Ware writes SACS official

By Greg Gelpi

A letter from the chairwoman of the Clayton County Board of Education may have deepened the rift dividing board members, but may not have affected the school system's probationary status.

More than six months after SACS placed the school system on probation, Chairwoman Nedra Ware's letter asked where the board could find a copy of SACS policies.

"In terms of the school board, where can I find the policies of SACS governing school boards?" Ware's letter asked. "What are those guidelines and standards?"

Ware wrote the letter to a member of the Southern Association of Colleges and Schools investigative team that visited the school system Oct. 8, but didn't consult with her fellow board members before sending it and didn't even give them a copy until four days after it was sent.

"While we are desperately trying to get off probation, I am disappointed that we are not being consulted because we don't want to do anything that would jeopardize us getting off probation," said board member Barbara Wells.

The Oct. 10 letter, addressed to Peyton Williams, listed five questions, including three that questioned SACS' authority over the school board.

In an informal oral report that followed the visit, the team charged that the board had yet to meet to discuss SACS' initial report, which placed the system on probation.

Although the letter was sent on Clayton County Public Schools letterhead and in Ware's official capacity as chairwoman, board members didn't learn of the letter until Oct. 14.

This follows a pattern in the past by Ware in which board members were not consulted before letters were sent. In this case, she did not sign any other board members' names.

Board member Bob Livingston reserved comment for the letter, but expressed concern.

"I'm going to reserve my opinion for the right time," he said. "I don't think SACS will be happy with this."

Although the letter was an attempt to learn SACS policy, Williams doesn't work for SACS, but rather serves in a voluntary capacity.

Mark Elgart, executive director of the SACS Commission on Secondary and Elementary School, hadn't received a copy of the letter by Friday evening.

"She has a right as an individual to ask questions," he said without having seen the letter. "I don't think she is overstepping her authority."

SACS placed the school system on probation for violating its own policy. The problems are with the board as a whole and not with individuals on the board, he explained.

"I hope people aren't looking for problems where there aren't any," Elgart said.

The Oct. 8 visit at the midway point of the probationary period checked on the board's progress. The team found that little progress had been made and that it still was unsure of its roles and responsibilities.

A written formal report of the visit will be sent to the board in seven to 10 days, Elgart said. One key step to the probation being lifted is the hiring of a superintendent after the completion of a national search by the Georgia School Boards Association.

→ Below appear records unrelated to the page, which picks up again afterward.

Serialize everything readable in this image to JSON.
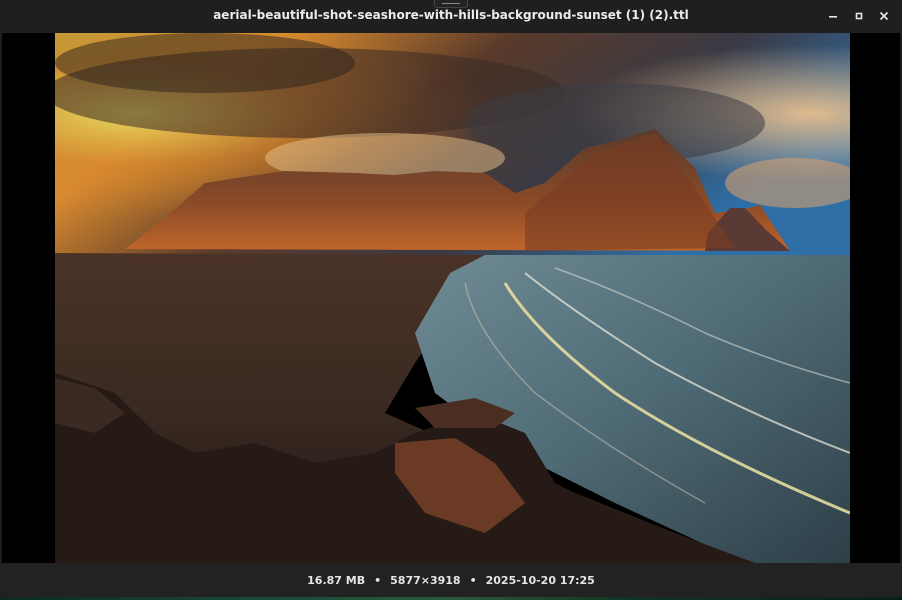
{
  "window": {
    "title": "aerial-beautiful-shot-seashore-with-hills-background-sunset (1) (2).ttl"
  },
  "controls": {
    "minimize_icon": "minimize-icon",
    "maximize_icon": "maximize-icon",
    "close_icon": "close-icon"
  },
  "image": {
    "description_icon": "photo"
  },
  "status": {
    "file_size": "16.87 MB",
    "dimensions": "5877×3918",
    "modified": "2025-10-20 17:25",
    "separator": "•"
  }
}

If the board hasn't corrected its problems when SACS returns in the spring, SACS could revoke the system's accreditation. If this happens, Clayton County students would no longer be eligible for the state's Helping Outstanding Pupils Educationally (HOPE) scholarship program.